Moral Matters are one of three focus areas Torah Judaism delineates in human activity:
From a Torah perspective, moral matters refers to bein adam leatzmo. As such, we are discussing the obligations and foci that a person is required to fulfil in the perfection of their relationship with themselves, ie. their inner being.
Interestingly enough, this aspect to morals, means that it is a totally personal avoida (spiritual service) that might never be revealed in worldly interaction and might in fact never be known to anyone else.
The Chazal (Chachamim zichroinam livracha – Sages of blessed memory) on the mitzvah of going in Hashem’s ways (Devarim 11:22) explain, just like He is merciful, so should you be merciful ... (Sifri 11:22.)
To be merciful is a classic mitzvah (commandment) bein adam leatzmo. Having mercy means empathising with another person or creature within oneself. If it leads to any action on one’s part to assist the other that is good, but is not an element in this mitzvah.

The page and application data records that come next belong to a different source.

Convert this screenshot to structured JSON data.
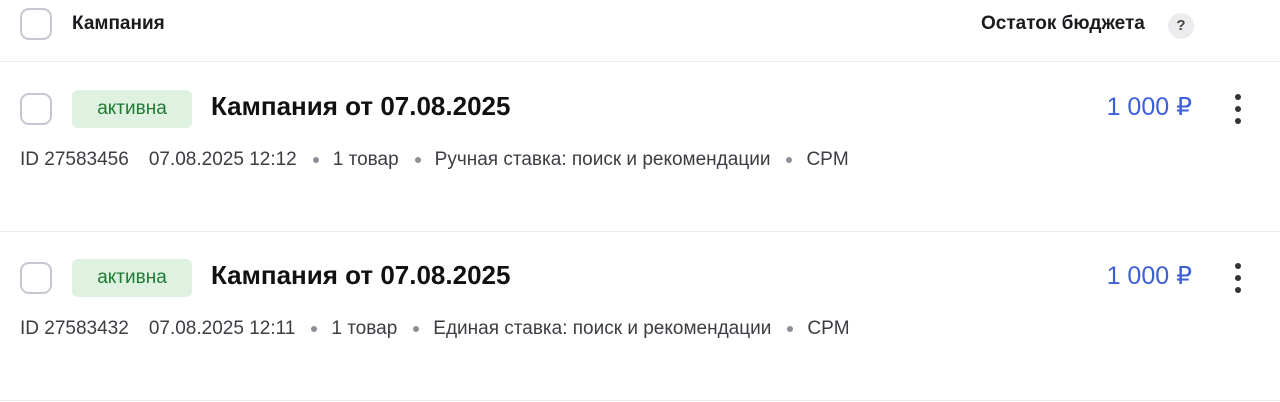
{
  "header": {
    "campaign_label": "Кампания",
    "budget_label": "Остаток бюджета",
    "help_glyph": "?"
  },
  "rows": [
    {
      "status": "активна",
      "name": "Кампания от 07.08.2025",
      "budget": "1 000 ₽",
      "id": "ID 27583456",
      "datetime": "07.08.2025 12:12",
      "products": "1 товар",
      "bid_type": "Ручная ставка: поиск и рекомендации",
      "pricing": "CPM"
    },
    {
      "status": "активна",
      "name": "Кампания от 07.08.2025",
      "budget": "1 000 ₽",
      "id": "ID 27583432",
      "datetime": "07.08.2025 12:11",
      "products": "1 товар",
      "bid_type": "Единая ставка: поиск и рекомендации",
      "pricing": "CPM"
    }
  ],
  "colors": {
    "accent_budget": "#3d5fd8",
    "status_bg": "#dff2e1",
    "status_text": "#1f7a33"
  },
  "icons": {
    "row_menu": "more-vertical-icon",
    "help": "question-mark-icon"
  }
}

So the Torah commands a Jew to make himself or herself a person who has mercy and this, by definition, is a moral person.

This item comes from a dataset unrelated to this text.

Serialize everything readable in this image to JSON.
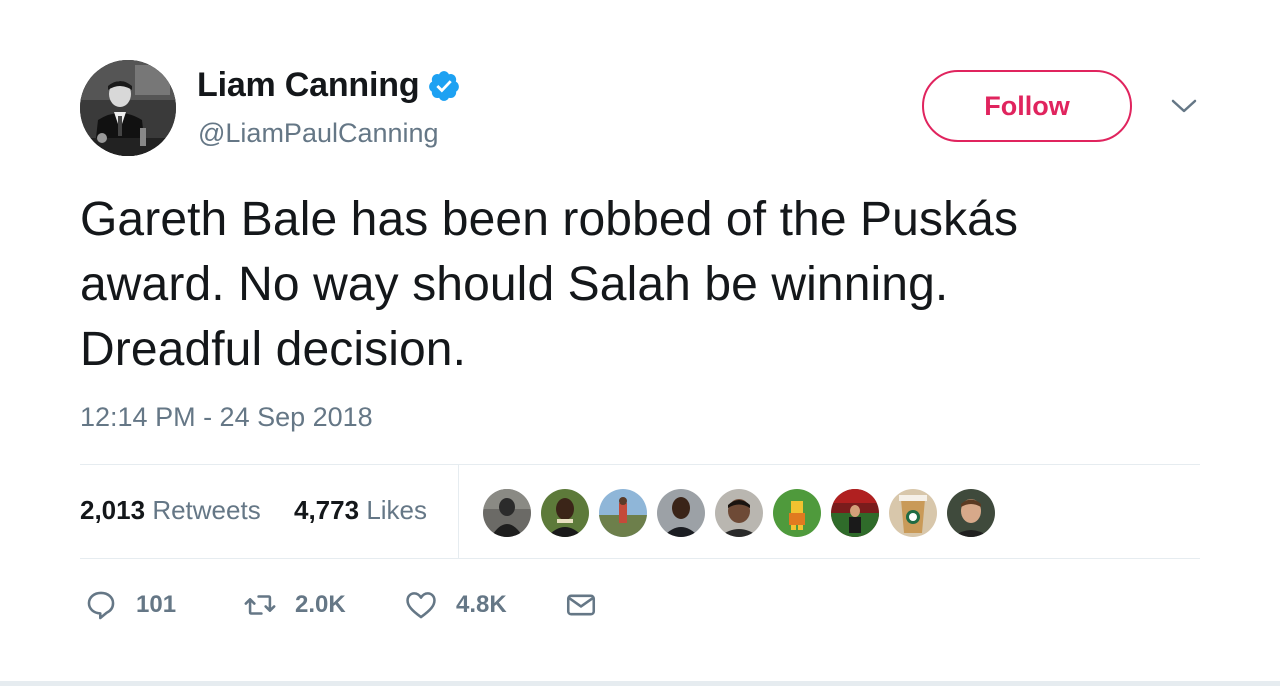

How does one become such a person if one is not naturally so and how does the Torah command such a thing?
Like any other human pursuit, one needs to start with a mental effort to change, find sources for catalysing the change and then set about the hard work of thinking and acting in accordance with the goal.
This aspect of Torah observance is probably the hardest to achieve because, whilst behaviour patterns can and must be utilised to influence one’s inner being, the change is internal and very hard to quantify.

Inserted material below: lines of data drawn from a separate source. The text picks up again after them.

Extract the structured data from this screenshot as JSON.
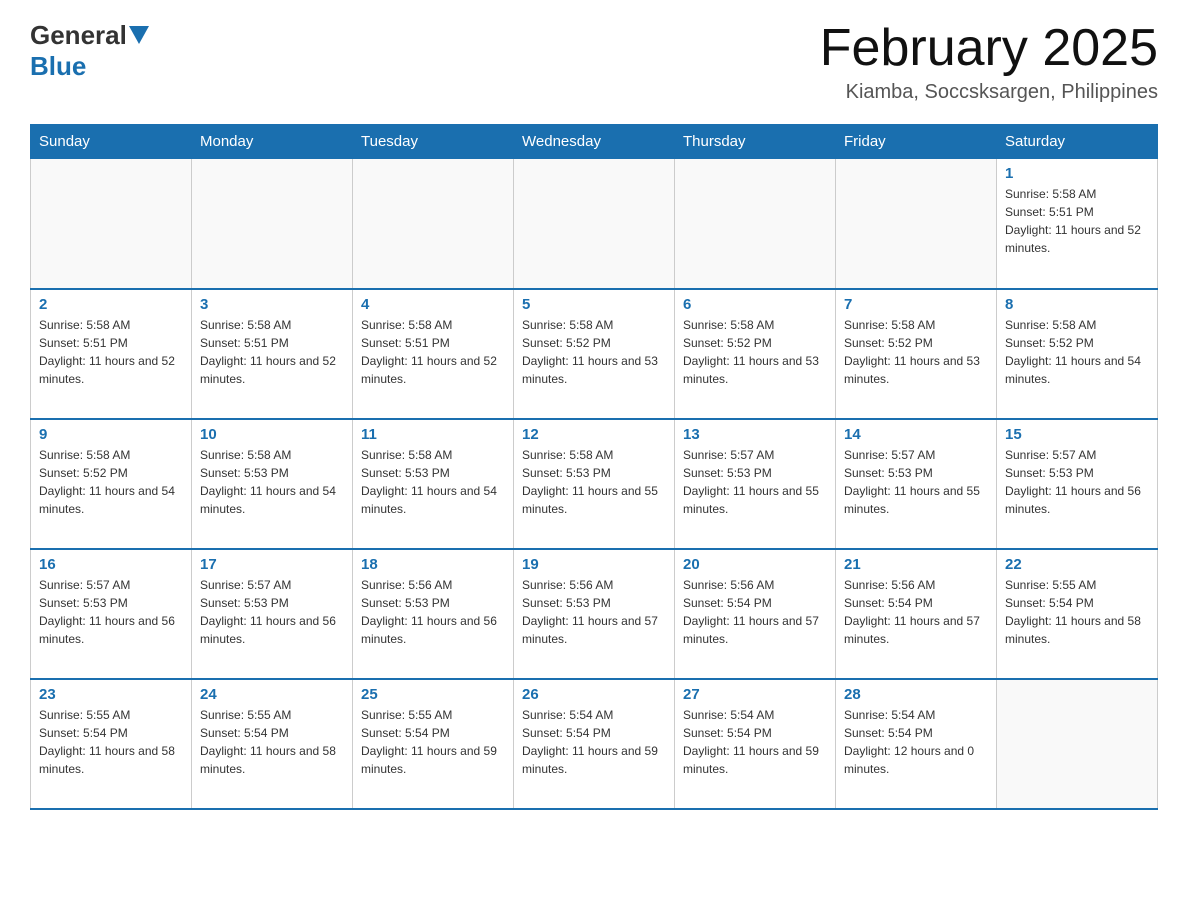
{
  "header": {
    "logo_general": "General",
    "logo_blue": "Blue",
    "month_title": "February 2025",
    "location": "Kiamba, Soccsksargen, Philippines"
  },
  "weekdays": [
    "Sunday",
    "Monday",
    "Tuesday",
    "Wednesday",
    "Thursday",
    "Friday",
    "Saturday"
  ],
  "weeks": [
    [
      {
        "day": "",
        "sunrise": "",
        "sunset": "",
        "daylight": ""
      },
      {
        "day": "",
        "sunrise": "",
        "sunset": "",
        "daylight": ""
      },
      {
        "day": "",
        "sunrise": "",
        "sunset": "",
        "daylight": ""
      },
      {
        "day": "",
        "sunrise": "",
        "sunset": "",
        "daylight": ""
      },
      {
        "day": "",
        "sunrise": "",
        "sunset": "",
        "daylight": ""
      },
      {
        "day": "",
        "sunrise": "",
        "sunset": "",
        "daylight": ""
      },
      {
        "day": "1",
        "sunrise": "Sunrise: 5:58 AM",
        "sunset": "Sunset: 5:51 PM",
        "daylight": "Daylight: 11 hours and 52 minutes."
      }
    ],
    [
      {
        "day": "2",
        "sunrise": "Sunrise: 5:58 AM",
        "sunset": "Sunset: 5:51 PM",
        "daylight": "Daylight: 11 hours and 52 minutes."
      },
      {
        "day": "3",
        "sunrise": "Sunrise: 5:58 AM",
        "sunset": "Sunset: 5:51 PM",
        "daylight": "Daylight: 11 hours and 52 minutes."
      },
      {
        "day": "4",
        "sunrise": "Sunrise: 5:58 AM",
        "sunset": "Sunset: 5:51 PM",
        "daylight": "Daylight: 11 hours and 52 minutes."
      },
      {
        "day": "5",
        "sunrise": "Sunrise: 5:58 AM",
        "sunset": "Sunset: 5:52 PM",
        "daylight": "Daylight: 11 hours and 53 minutes."
      },
      {
        "day": "6",
        "sunrise": "Sunrise: 5:58 AM",
        "sunset": "Sunset: 5:52 PM",
        "daylight": "Daylight: 11 hours and 53 minutes."
      },
      {
        "day": "7",
        "sunrise": "Sunrise: 5:58 AM",
        "sunset": "Sunset: 5:52 PM",
        "daylight": "Daylight: 11 hours and 53 minutes."
      },
      {
        "day": "8",
        "sunrise": "Sunrise: 5:58 AM",
        "sunset": "Sunset: 5:52 PM",
        "daylight": "Daylight: 11 hours and 54 minutes."
      }
    ],
    [
      {
        "day": "9",
        "sunrise": "Sunrise: 5:58 AM",
        "sunset": "Sunset: 5:52 PM",
        "daylight": "Daylight: 11 hours and 54 minutes."
      },
      {
        "day": "10",
        "sunrise": "Sunrise: 5:58 AM",
        "sunset": "Sunset: 5:53 PM",
        "daylight": "Daylight: 11 hours and 54 minutes."
      },
      {
        "day": "11",
        "sunrise": "Sunrise: 5:58 AM",
        "sunset": "Sunset: 5:53 PM",
        "daylight": "Daylight: 11 hours and 54 minutes."
      },
      {
        "day": "12",
        "sunrise": "Sunrise: 5:58 AM",
        "sunset": "Sunset: 5:53 PM",
        "daylight": "Daylight: 11 hours and 55 minutes."
      },
      {
        "day": "13",
        "sunrise": "Sunrise: 5:57 AM",
        "sunset": "Sunset: 5:53 PM",
        "daylight": "Daylight: 11 hours and 55 minutes."
      },
      {
        "day": "14",
        "sunrise": "Sunrise: 5:57 AM",
        "sunset": "Sunset: 5:53 PM",
        "daylight": "Daylight: 11 hours and 55 minutes."
      },
      {
        "day": "15",
        "sunrise": "Sunrise: 5:57 AM",
        "sunset": "Sunset: 5:53 PM",
        "daylight": "Daylight: 11 hours and 56 minutes."
      }
    ],
    [
      {
        "day": "16",
        "sunrise": "Sunrise: 5:57 AM",
        "sunset": "Sunset: 5:53 PM",
        "daylight": "Daylight: 11 hours and 56 minutes."
      },
      {
        "day": "17",
        "sunrise": "Sunrise: 5:57 AM",
        "sunset": "Sunset: 5:53 PM",
        "daylight": "Daylight: 11 hours and 56 minutes."
      },
      {
        "day": "18",
        "sunrise": "Sunrise: 5:56 AM",
        "sunset": "Sunset: 5:53 PM",
        "daylight": "Daylight: 11 hours and 56 minutes."
      },
      {
        "day": "19",
        "sunrise": "Sunrise: 5:56 AM",
        "sunset": "Sunset: 5:53 PM",
        "daylight": "Daylight: 11 hours and 57 minutes."
      },
      {
        "day": "20",
        "sunrise": "Sunrise: 5:56 AM",
        "sunset": "Sunset: 5:54 PM",
        "daylight": "Daylight: 11 hours and 57 minutes."
      },
      {
        "day": "21",
        "sunrise": "Sunrise: 5:56 AM",
        "sunset": "Sunset: 5:54 PM",
        "daylight": "Daylight: 11 hours and 57 minutes."
      },
      {
        "day": "22",
        "sunrise": "Sunrise: 5:55 AM",
        "sunset": "Sunset: 5:54 PM",
        "daylight": "Daylight: 11 hours and 58 minutes."
      }
    ],
    [
      {
        "day": "23",
        "sunrise": "Sunrise: 5:55 AM",
        "sunset": "Sunset: 5:54 PM",
        "daylight": "Daylight: 11 hours and 58 minutes."
      },
      {
        "day": "24",
        "sunrise": "Sunrise: 5:55 AM",
        "sunset": "Sunset: 5:54 PM",
        "daylight": "Daylight: 11 hours and 58 minutes."
      },
      {
        "day": "25",
        "sunrise": "Sunrise: 5:55 AM",
        "sunset": "Sunset: 5:54 PM",
        "daylight": "Daylight: 11 hours and 59 minutes."
      },
      {
        "day": "26",
        "sunrise": "Sunrise: 5:54 AM",
        "sunset": "Sunset: 5:54 PM",
        "daylight": "Daylight: 11 hours and 59 minutes."
      },
      {
        "day": "27",
        "sunrise": "Sunrise: 5:54 AM",
        "sunset": "Sunset: 5:54 PM",
        "daylight": "Daylight: 11 hours and 59 minutes."
      },
      {
        "day": "28",
        "sunrise": "Sunrise: 5:54 AM",
        "sunset": "Sunset: 5:54 PM",
        "daylight": "Daylight: 12 hours and 0 minutes."
      },
      {
        "day": "",
        "sunrise": "",
        "sunset": "",
        "daylight": ""
      }
    ]
  ]
}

The umbrella term for personal character traits is midos. The root of this word means measurement. This connection becomes clear when we see that this endeavour is how we can measure the real person.
The following article relates to the subject of morals: